Chin felt great before the show and the symptoms “came out of nowhere,” she said. She described partially losing her vision in one eye before her arm went numb. She knew she was “in big trouble” when she couldn’t speak properly, and she thanked her colleagues for realizing there was an emergency unfolding.
“My Dad jokes this is the first extended period of time I’ve spent by myself since my son was born (in 2014), and he’s right,” she wrote Sunday. “I’m glad to share that my tests have all come back great. At this point, Doctors think I had the beginnings of a stroke, but not a full stroke.
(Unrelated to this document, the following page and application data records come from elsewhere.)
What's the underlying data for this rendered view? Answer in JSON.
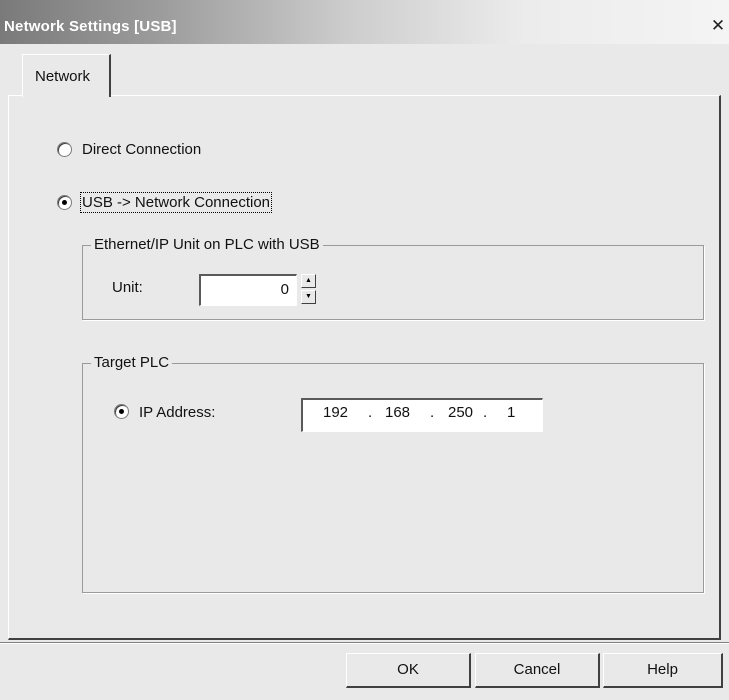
{
  "window": {
    "title": "Network Settings [USB]",
    "close_glyph": "✕"
  },
  "tabs": [
    {
      "label": "Network",
      "selected": true
    }
  ],
  "connection": {
    "options": [
      {
        "label": "Direct Connection",
        "selected": false
      },
      {
        "label": "USB -> Network Connection",
        "selected": true
      }
    ]
  },
  "ethernet_group": {
    "legend": "Ethernet/IP Unit on PLC with USB",
    "unit_label": "Unit:",
    "unit_value": "0",
    "spin_up": "▲",
    "spin_down": "▼"
  },
  "target_group": {
    "legend": "Target PLC",
    "ip_option_label": "IP Address:",
    "ip_selected": true,
    "ip_octets": [
      "192",
      "168",
      "250",
      "1"
    ],
    "ip_dot": "."
  },
  "buttons": {
    "ok": "OK",
    "cancel": "Cancel",
    "help": "Help"
  }
}
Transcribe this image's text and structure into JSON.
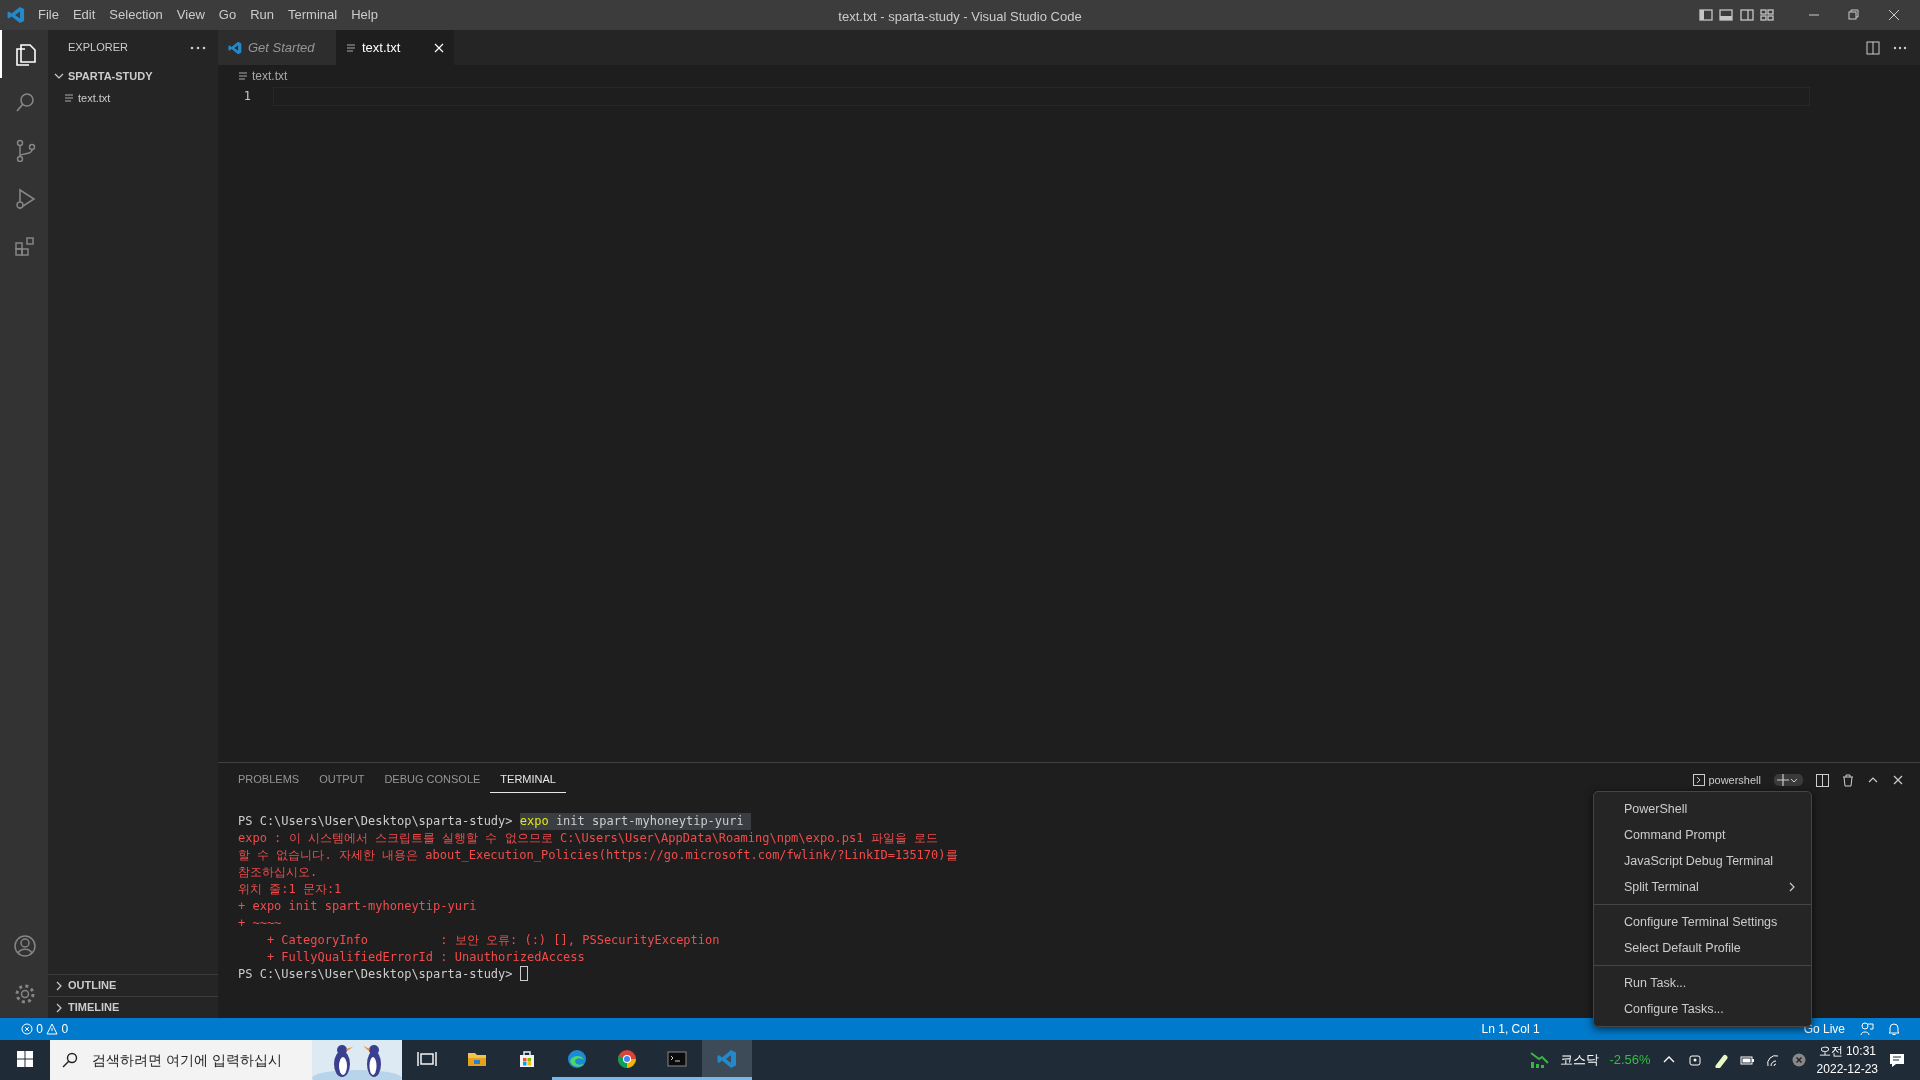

There are still lots of questions, and lots to follow up on, but the bottom line is I should be just fine.”
Turning experience to education
In a KJRH package that aired Tuesday, fellow anchor Karen Larsen interviewed Chin. Larsen found her at home resting and reported she appeared to be her “normal, happy, healthy self.”
“I’m just kind of taking it easy. I did open my work computer yesterday and my husband said, ‘Close that computer,’” Chin told Larsen. “The good news is that everything came out great, that they didn’t see anything major that was really scary to them. But the bad news about that is that we don’t know why it happens and it could happen again.”
Chin vowed to keep searching for answers and said she’d learned a lot about strokes. KJRH implored its viewers to learn the warning signs. The American Stroke Association encapsulates the symptoms in an acronym, FAST:
- Face drooping
- Arm weakness or numbness
- Speech slurred or impeded
- Time to call 911
Other warning signs include confusion, trouble seeing in one or both eyes, dizziness or loss of balance, a severe headache with no obvious cause and numbness in the face or leg, especially on one side of the body, the association says.
Chin says she’s a healthy woman and this is her first medical emergency, according to KJRH, and the anchor encouraged her viewers not to hesitate in calling medical professionals as soon as they see any of the aforementioned signs.
“If you need help, ask for help because I struggled not asking for help and I probably should have sooner,” she said.
Strokes can befall anyone at any age, said Cameron Richardson, the nurse manager for the stroke team at Saint Francis Hospital in Tulsa, where Chin was treated. He was emphatic that hasty treatment is vital. Call 911 immediately and be sure to let the dispatcher know you’re suffering stroke symptoms, he said.
“Every second matters,” he told KJRH. “Time is a huge factor. Time equals brain.”
‘Can’t live in fear’
About 800,000 Americans experience a stroke each year, according to the Centers for Disease Control and Prevention. About three-quarters of those are first-time strokes, the center says.
Brown, the meteorologist, applauded her coworker’s efforts to tap her own experience to educate Tulsans on how to protect themselves.
“Only Julie could put into words and be so transparent with people on what she was going through, and I know that her message is going to save so many lives,” she said.
Chin will continue to undergo testing, she wrote in a Facebook post Tuesday, and she expects to be back behind the anchor’s desk “in a few days.”
“I may be a little nervous the first time I anchor, but I’m going to get back on the horse. Can’t live in fear,” she told Larsen. “God gave me this chapter for a reason, so I’m going to use it for good and I’m not going to let it stop me from doing anything.
“But maybe I’ll let it slow me down a little bit.”